Description: Chinese Medicine theory, assessment, and treatment techniques are included in our massage school program here at NMSNT. Selection of the organs, meridians, and points to be treated is determined by listening to the client’s symptoms, inquiring further, looking at their tongue, reading their pulses, palpating specific pressure points, and general observation of their expression, skin color, appearance, and tone of voice. By combining all of this information, one can perceive a pattern of energy excesses and deficiencies, as well as a treatment plan. Assessment is never made by observing one symptom alone, but results from observing the holistic patterns of imbalance.
Yin/Yang theory in Chinese Medicine was developed by observing the polar opposites (night and day, cold and hot, water and fire, rest and activity) that exist in Nature. These naturally occurring opposites have an effect on human physiology, pathology, and wellness.
Five Elements – The ancient Chinese medical practitioners observed the five elements in Nature and saw their reflections in the physiology of man. They named these five qualities of energy – wood, fire, earth, metal, and water. Each element was observed to predominate a different season.
Zang/Fu are the internal organs and their physiological functions. The zang organs are the solid, or yin organs ie: lung, spleen, heart, kidney, pericardium, and liver.These organs manufacture and store essential substances including Qi, blood, and other body fluids. They are considered the root cause of our health and of our imbalances.
The fu organs are hollow, or yang organs ie: large intestine, stomach, small intestine, urinary bladder, san jiao, and the gall bladder. They receive and digest food, absorb nutrients, and transmit and excrete wastes. Their energy is more superficial and active.

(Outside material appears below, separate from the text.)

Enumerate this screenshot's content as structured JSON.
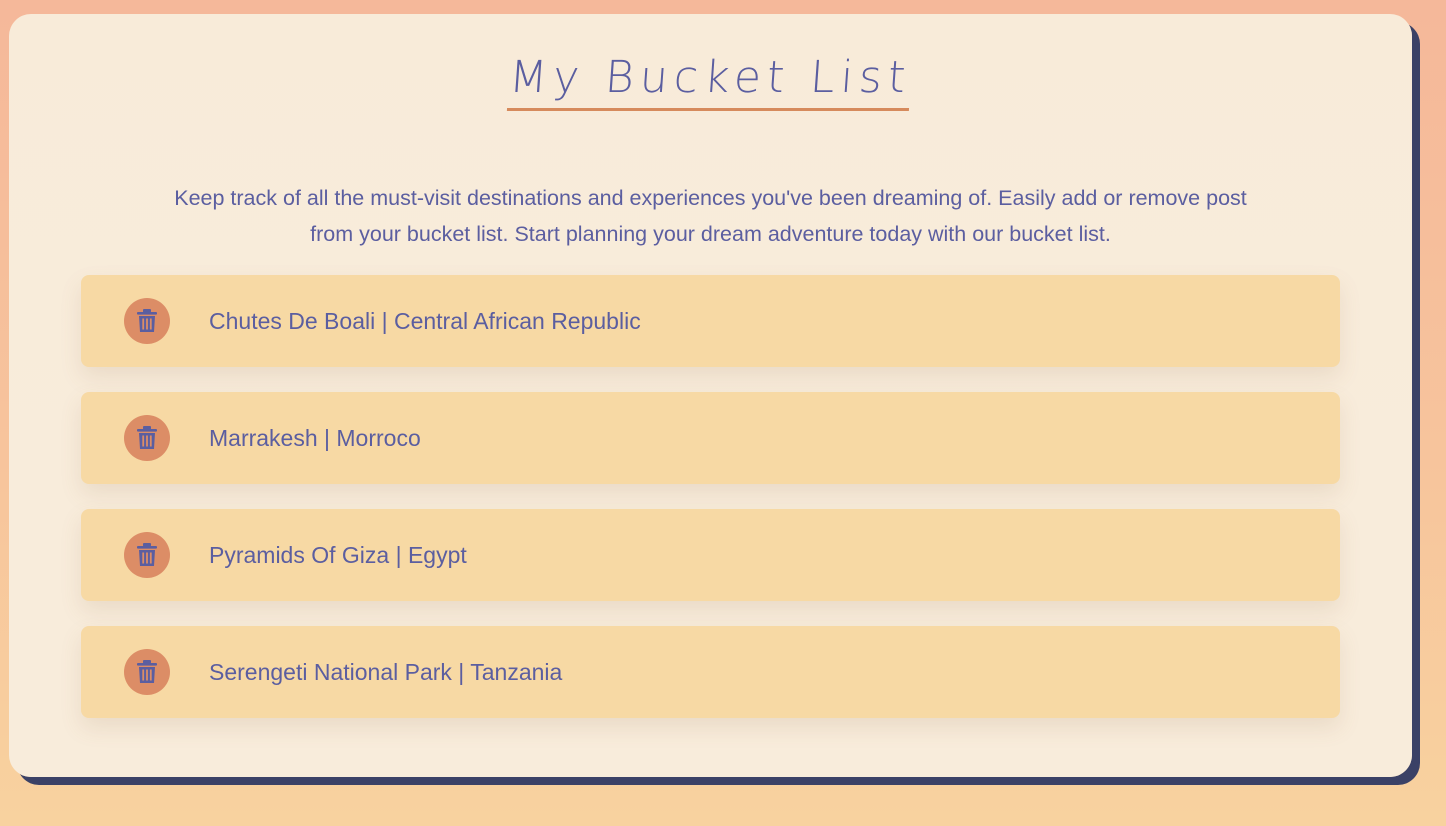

Students will learn:
- tongue assessment
- pulse taking
- acupressure point assessment
- balancing the five elements by using the creation and control cycles

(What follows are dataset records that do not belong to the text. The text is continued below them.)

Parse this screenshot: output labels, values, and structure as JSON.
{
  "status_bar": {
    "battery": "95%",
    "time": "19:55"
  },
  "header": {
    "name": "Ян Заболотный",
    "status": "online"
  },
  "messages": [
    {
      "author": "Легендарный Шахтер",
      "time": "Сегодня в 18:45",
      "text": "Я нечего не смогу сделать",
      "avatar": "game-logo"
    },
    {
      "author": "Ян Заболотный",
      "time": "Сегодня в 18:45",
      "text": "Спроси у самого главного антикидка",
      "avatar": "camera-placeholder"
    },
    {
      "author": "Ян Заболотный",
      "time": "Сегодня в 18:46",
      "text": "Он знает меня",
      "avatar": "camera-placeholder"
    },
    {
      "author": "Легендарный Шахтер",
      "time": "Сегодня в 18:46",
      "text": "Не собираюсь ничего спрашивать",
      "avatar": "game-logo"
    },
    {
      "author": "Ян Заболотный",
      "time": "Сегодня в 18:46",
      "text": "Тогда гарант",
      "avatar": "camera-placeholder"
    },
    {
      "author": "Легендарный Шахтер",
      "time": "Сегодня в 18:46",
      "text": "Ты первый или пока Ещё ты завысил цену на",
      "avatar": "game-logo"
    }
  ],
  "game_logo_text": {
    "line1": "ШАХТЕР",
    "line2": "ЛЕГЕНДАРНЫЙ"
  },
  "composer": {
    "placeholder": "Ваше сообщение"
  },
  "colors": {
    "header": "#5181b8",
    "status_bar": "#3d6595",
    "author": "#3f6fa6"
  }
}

- Medical Qi Gong
- Windows of the Sky
Listen in: Don Cornwell describes Traditional Chinese Medicine—